▶ _Work instructions_: Search the listing below for the word "this" and copy each line where it appears.

▶ _Records for processing_:
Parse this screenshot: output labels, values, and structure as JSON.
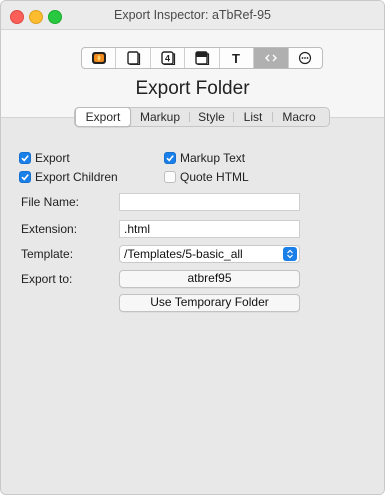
{
  "window": {
    "title": "Export Inspector: aTbRef-95"
  },
  "toolbar": {
    "icons": [
      "general-inspector-icon",
      "appearance-inspector-icon",
      "properties-inspector-icon",
      "action-inspector-icon",
      "text-inspector-icon",
      "export-inspector-icon",
      "data-inspector-icon"
    ],
    "selected_icon": "export-inspector-icon"
  },
  "section": {
    "title": "Export Folder"
  },
  "tabs": {
    "items": [
      "Export",
      "Markup",
      "Style",
      "List",
      "Macro"
    ],
    "selected": "Export"
  },
  "checkboxes": {
    "export": {
      "label": "Export",
      "checked": true
    },
    "markup_text": {
      "label": "Markup Text",
      "checked": true
    },
    "export_children": {
      "label": "Export Children",
      "checked": true
    },
    "quote_html": {
      "label": "Quote HTML",
      "checked": false
    }
  },
  "fields": {
    "file_name": {
      "label": "File Name:",
      "value": ""
    },
    "extension": {
      "label": "Extension:",
      "value": ".html"
    },
    "template": {
      "label": "Template:",
      "value": "/Templates/5-basic_all"
    },
    "export_to": {
      "label": "Export to:",
      "value": "atbref95"
    }
  },
  "buttons": {
    "use_temp_folder": "Use Temporary Folder"
  },
  "colors": {
    "accent": "#1a7fe8",
    "close": "#fc5f57",
    "minimize": "#fdbc2e",
    "maximize": "#28c840"
  }
}
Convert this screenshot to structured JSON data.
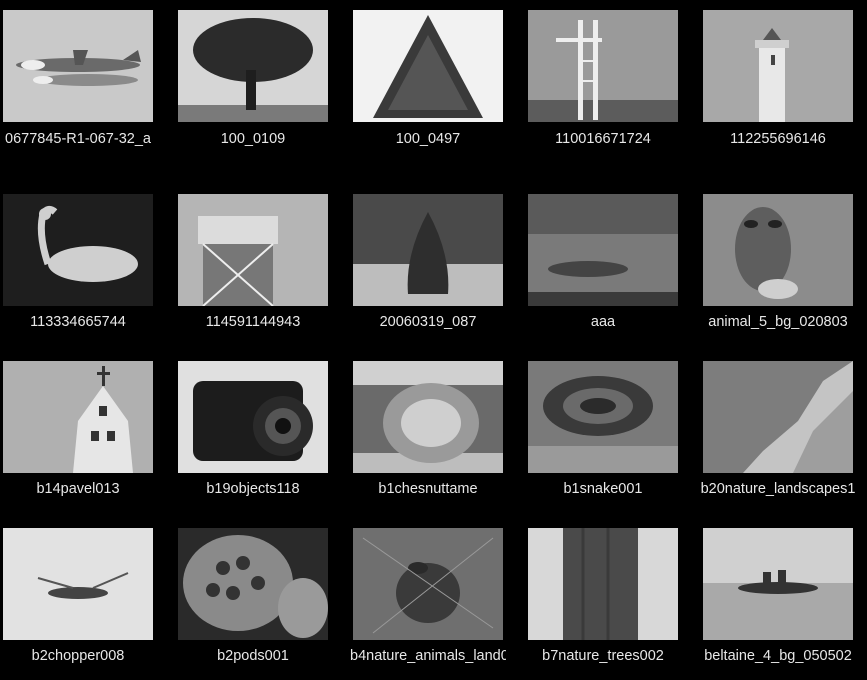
{
  "gallery": {
    "items": [
      {
        "name": "0677845-R1-067-32_a",
        "thumb": "airplanes-icon"
      },
      {
        "name": "100_0109",
        "thumb": "tree-icon"
      },
      {
        "name": "100_0497",
        "thumb": "pine-tree-icon"
      },
      {
        "name": "110016671724",
        "thumb": "tower-icon"
      },
      {
        "name": "112255696146",
        "thumb": "lighthouse-icon"
      },
      {
        "name": "113334665744",
        "thumb": "swan-icon"
      },
      {
        "name": "114591144943",
        "thumb": "water-tower-icon"
      },
      {
        "name": "20060319_087",
        "thumb": "stone-cairn-icon"
      },
      {
        "name": "aaa",
        "thumb": "cloudy-sky-icon"
      },
      {
        "name": "animal_5_bg_020803",
        "thumb": "owl-icon"
      },
      {
        "name": "b14pavel013",
        "thumb": "bell-tower-icon"
      },
      {
        "name": "b19objects118",
        "thumb": "camera-icon"
      },
      {
        "name": "b1chesnuttame",
        "thumb": "chestnut-burr-icon"
      },
      {
        "name": "b1snake001",
        "thumb": "snake-icon"
      },
      {
        "name": "b20nature_landscapes1",
        "thumb": "cliff-icon"
      },
      {
        "name": "b2chopper008",
        "thumb": "helicopter-icon"
      },
      {
        "name": "b2pods001",
        "thumb": "lotus-pod-icon"
      },
      {
        "name": "b4nature_animals_land0",
        "thumb": "frog-icon"
      },
      {
        "name": "b7nature_trees002",
        "thumb": "tree-trunk-icon"
      },
      {
        "name": "beltaine_4_bg_050502",
        "thumb": "island-icon"
      }
    ]
  }
}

▶ _Answer area_:
Parse this screenshot: output labels, values, and structure as JSON.
Convert this screenshot to structured JSON data.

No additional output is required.